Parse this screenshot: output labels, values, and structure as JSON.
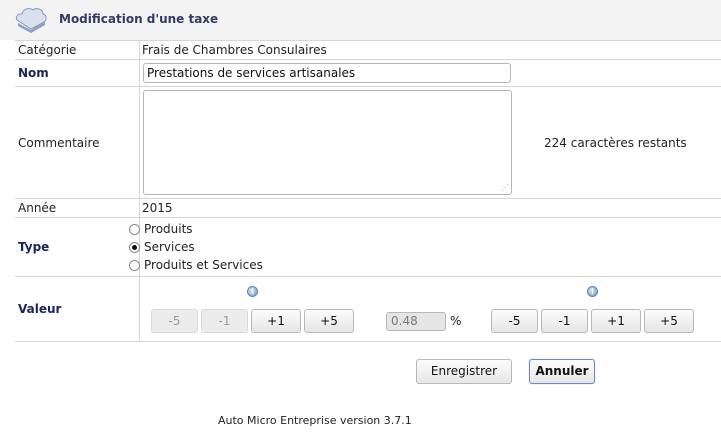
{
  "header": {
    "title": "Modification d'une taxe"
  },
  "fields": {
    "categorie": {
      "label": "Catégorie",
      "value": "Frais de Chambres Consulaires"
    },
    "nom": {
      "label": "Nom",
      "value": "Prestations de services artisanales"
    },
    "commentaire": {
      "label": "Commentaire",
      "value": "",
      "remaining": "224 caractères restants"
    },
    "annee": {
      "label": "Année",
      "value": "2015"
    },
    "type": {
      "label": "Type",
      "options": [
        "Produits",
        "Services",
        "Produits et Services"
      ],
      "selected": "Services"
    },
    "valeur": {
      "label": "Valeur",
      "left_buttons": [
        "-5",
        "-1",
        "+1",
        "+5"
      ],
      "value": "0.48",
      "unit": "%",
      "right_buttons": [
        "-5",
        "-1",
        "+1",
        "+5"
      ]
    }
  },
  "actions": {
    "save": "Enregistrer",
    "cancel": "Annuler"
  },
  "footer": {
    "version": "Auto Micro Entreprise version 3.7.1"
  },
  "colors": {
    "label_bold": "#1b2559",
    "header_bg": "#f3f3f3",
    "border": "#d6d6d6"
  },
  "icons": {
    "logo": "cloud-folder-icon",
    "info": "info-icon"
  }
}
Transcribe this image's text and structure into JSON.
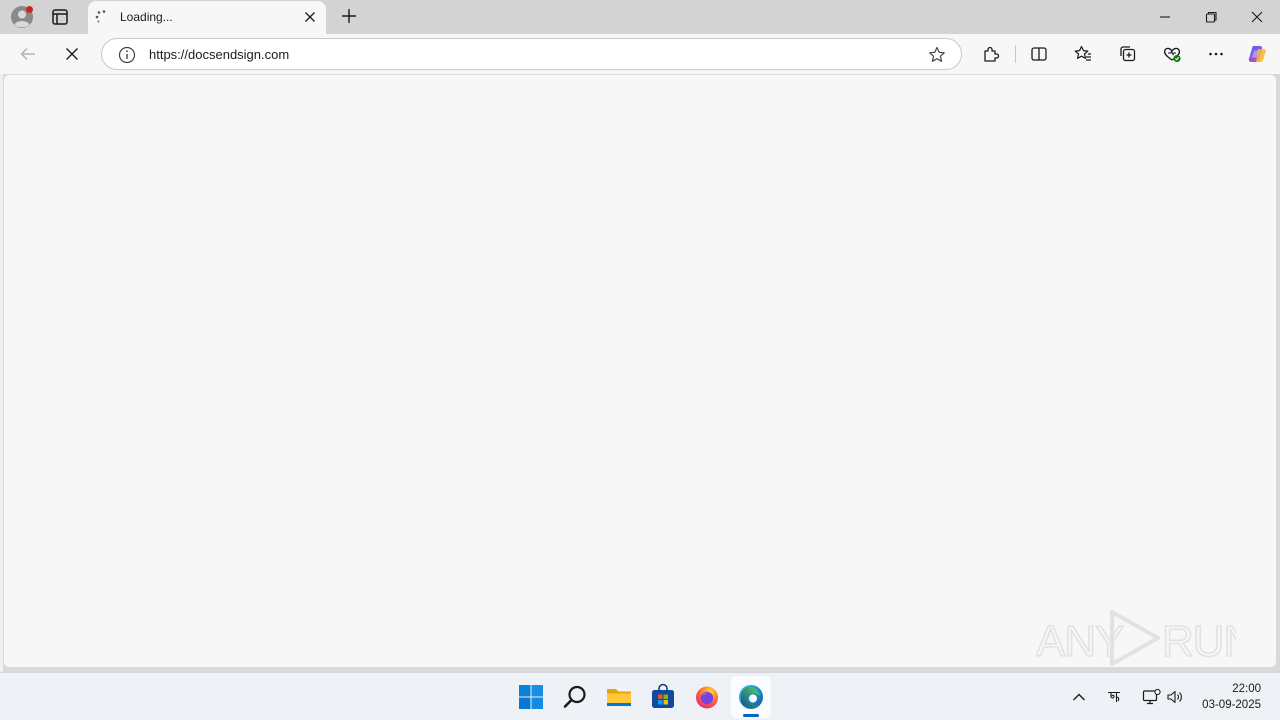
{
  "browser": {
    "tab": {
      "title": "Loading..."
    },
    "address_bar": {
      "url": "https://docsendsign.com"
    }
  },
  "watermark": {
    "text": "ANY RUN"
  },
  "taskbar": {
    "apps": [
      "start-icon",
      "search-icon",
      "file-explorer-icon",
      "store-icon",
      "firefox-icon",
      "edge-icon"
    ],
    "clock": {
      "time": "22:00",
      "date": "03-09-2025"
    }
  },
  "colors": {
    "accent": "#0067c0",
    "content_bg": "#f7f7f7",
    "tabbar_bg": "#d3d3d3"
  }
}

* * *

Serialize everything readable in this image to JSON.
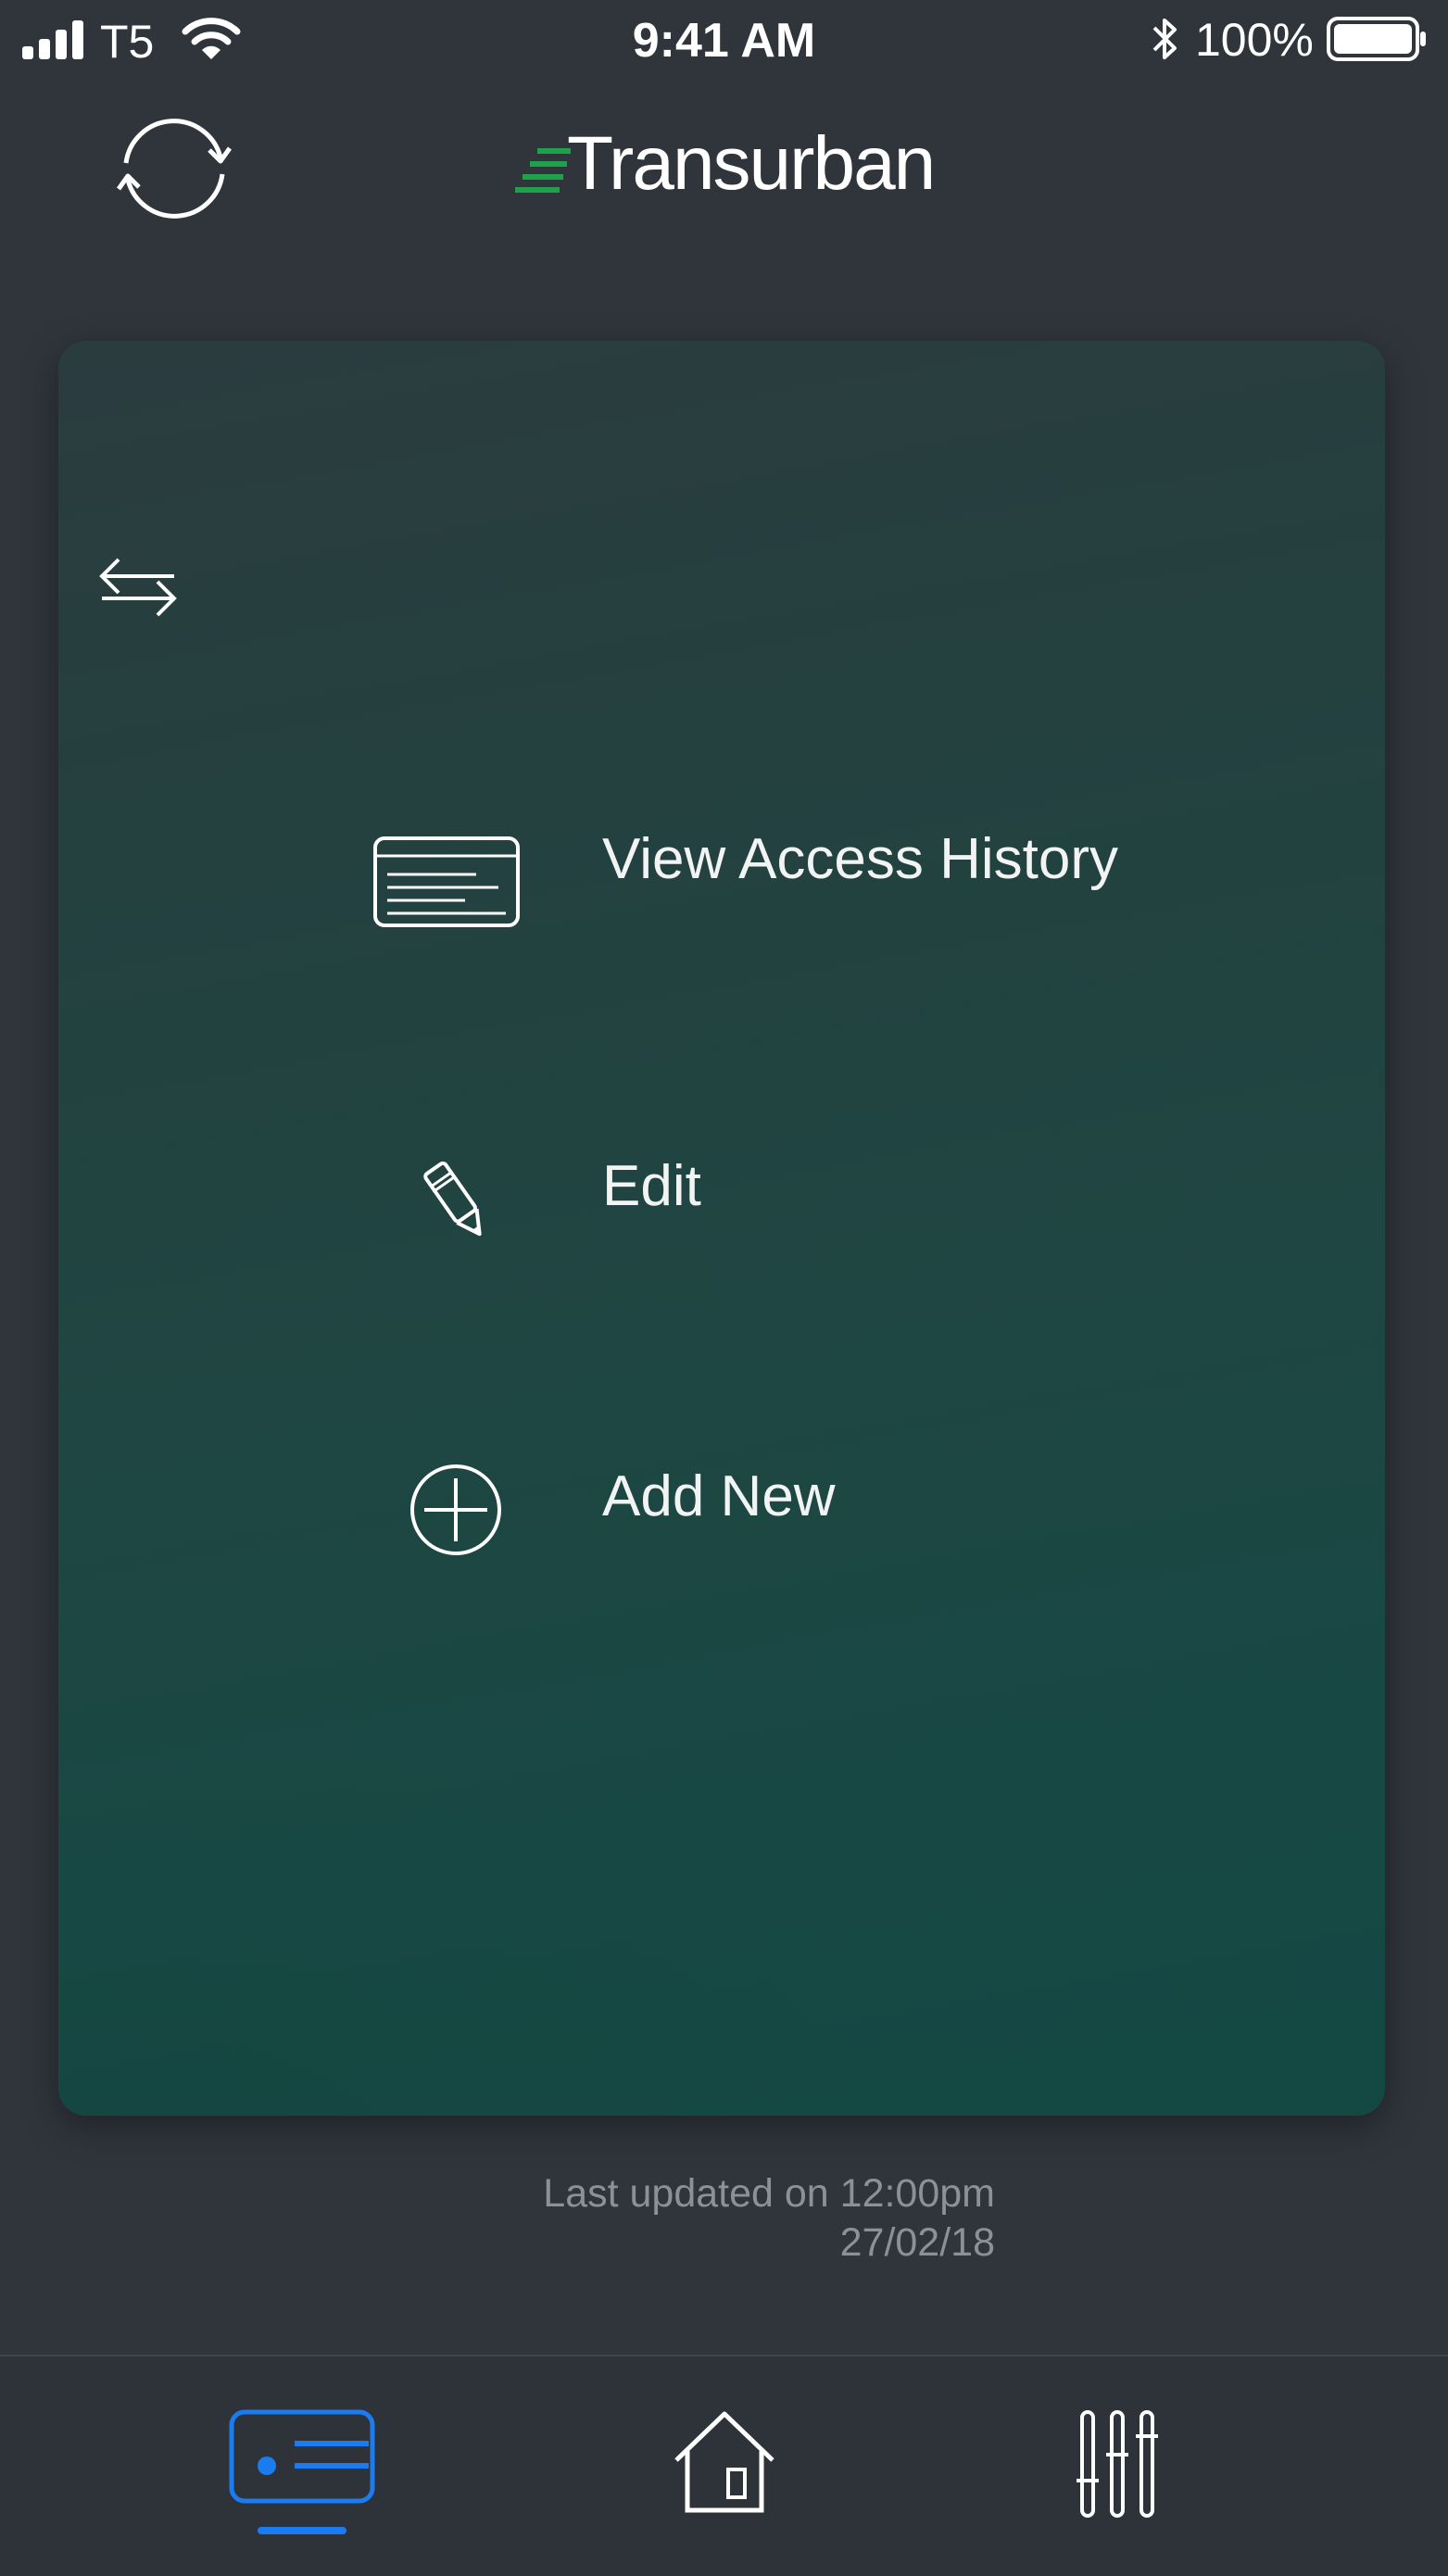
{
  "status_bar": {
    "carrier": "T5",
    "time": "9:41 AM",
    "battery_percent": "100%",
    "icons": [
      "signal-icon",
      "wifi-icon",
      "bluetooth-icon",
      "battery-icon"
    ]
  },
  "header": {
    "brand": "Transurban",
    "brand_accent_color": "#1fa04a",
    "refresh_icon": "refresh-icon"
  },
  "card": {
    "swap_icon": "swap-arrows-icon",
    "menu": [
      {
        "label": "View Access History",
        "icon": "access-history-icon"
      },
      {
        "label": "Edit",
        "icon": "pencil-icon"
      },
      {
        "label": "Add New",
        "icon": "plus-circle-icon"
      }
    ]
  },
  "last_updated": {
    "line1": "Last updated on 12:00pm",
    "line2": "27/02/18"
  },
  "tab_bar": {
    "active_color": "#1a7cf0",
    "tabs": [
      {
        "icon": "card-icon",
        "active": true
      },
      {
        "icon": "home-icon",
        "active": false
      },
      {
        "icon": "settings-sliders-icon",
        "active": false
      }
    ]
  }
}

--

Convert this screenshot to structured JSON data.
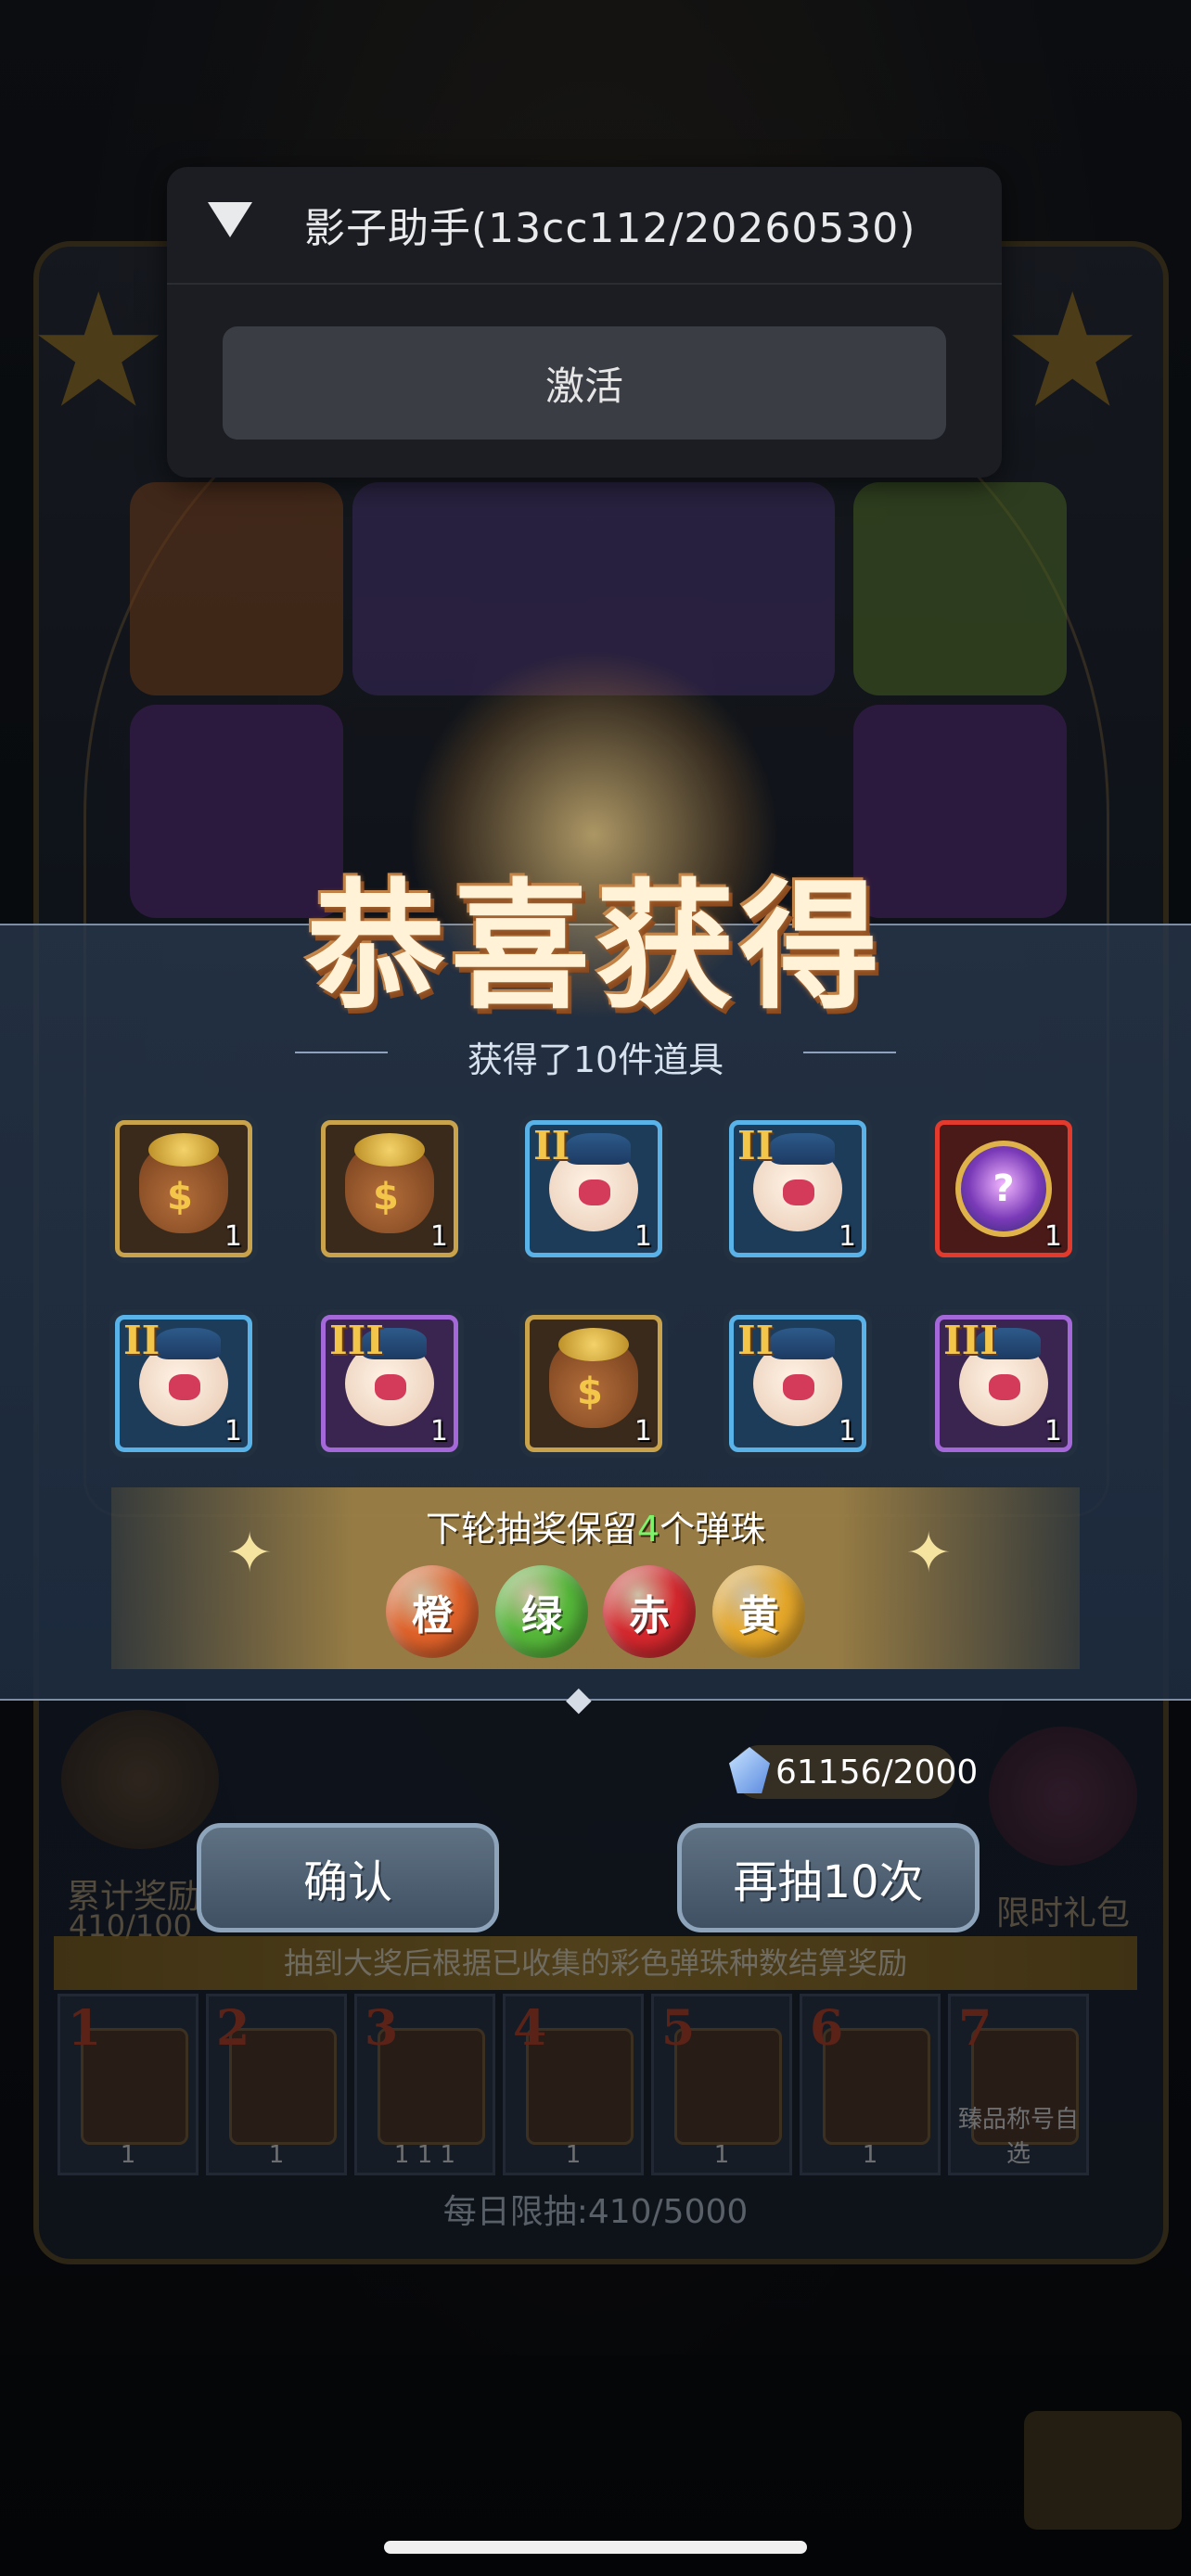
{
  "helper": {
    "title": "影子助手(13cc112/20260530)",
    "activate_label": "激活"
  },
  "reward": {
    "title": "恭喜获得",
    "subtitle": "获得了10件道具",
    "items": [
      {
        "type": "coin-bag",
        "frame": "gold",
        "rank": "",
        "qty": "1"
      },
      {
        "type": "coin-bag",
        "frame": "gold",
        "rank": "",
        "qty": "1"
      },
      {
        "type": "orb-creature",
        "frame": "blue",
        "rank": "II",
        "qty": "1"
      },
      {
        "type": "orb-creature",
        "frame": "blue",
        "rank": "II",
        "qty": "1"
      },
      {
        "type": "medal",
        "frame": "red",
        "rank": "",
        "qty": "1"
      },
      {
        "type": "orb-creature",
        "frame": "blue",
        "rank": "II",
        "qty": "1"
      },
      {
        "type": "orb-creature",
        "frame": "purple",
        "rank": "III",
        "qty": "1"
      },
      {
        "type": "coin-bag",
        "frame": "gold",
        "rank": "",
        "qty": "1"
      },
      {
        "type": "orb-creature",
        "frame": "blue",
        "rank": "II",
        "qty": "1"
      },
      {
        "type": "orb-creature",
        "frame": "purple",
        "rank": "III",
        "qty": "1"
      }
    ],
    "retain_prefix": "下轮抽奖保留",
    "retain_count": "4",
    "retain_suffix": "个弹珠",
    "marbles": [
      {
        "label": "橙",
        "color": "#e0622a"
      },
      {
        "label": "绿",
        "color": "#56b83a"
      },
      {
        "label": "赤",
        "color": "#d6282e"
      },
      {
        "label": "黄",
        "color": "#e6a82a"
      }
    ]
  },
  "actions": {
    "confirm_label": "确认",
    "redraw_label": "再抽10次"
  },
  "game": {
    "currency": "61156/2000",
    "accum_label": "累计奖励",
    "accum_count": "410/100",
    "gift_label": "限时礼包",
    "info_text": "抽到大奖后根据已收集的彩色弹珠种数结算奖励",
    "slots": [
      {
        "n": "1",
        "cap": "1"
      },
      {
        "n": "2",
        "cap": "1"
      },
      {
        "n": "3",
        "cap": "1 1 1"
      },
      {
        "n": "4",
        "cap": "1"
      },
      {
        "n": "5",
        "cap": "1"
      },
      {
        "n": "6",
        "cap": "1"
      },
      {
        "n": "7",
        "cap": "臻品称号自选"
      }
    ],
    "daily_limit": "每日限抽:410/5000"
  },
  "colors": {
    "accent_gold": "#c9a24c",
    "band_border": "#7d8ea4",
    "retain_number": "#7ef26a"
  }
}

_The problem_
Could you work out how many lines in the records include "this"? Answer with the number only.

_Answer space_
4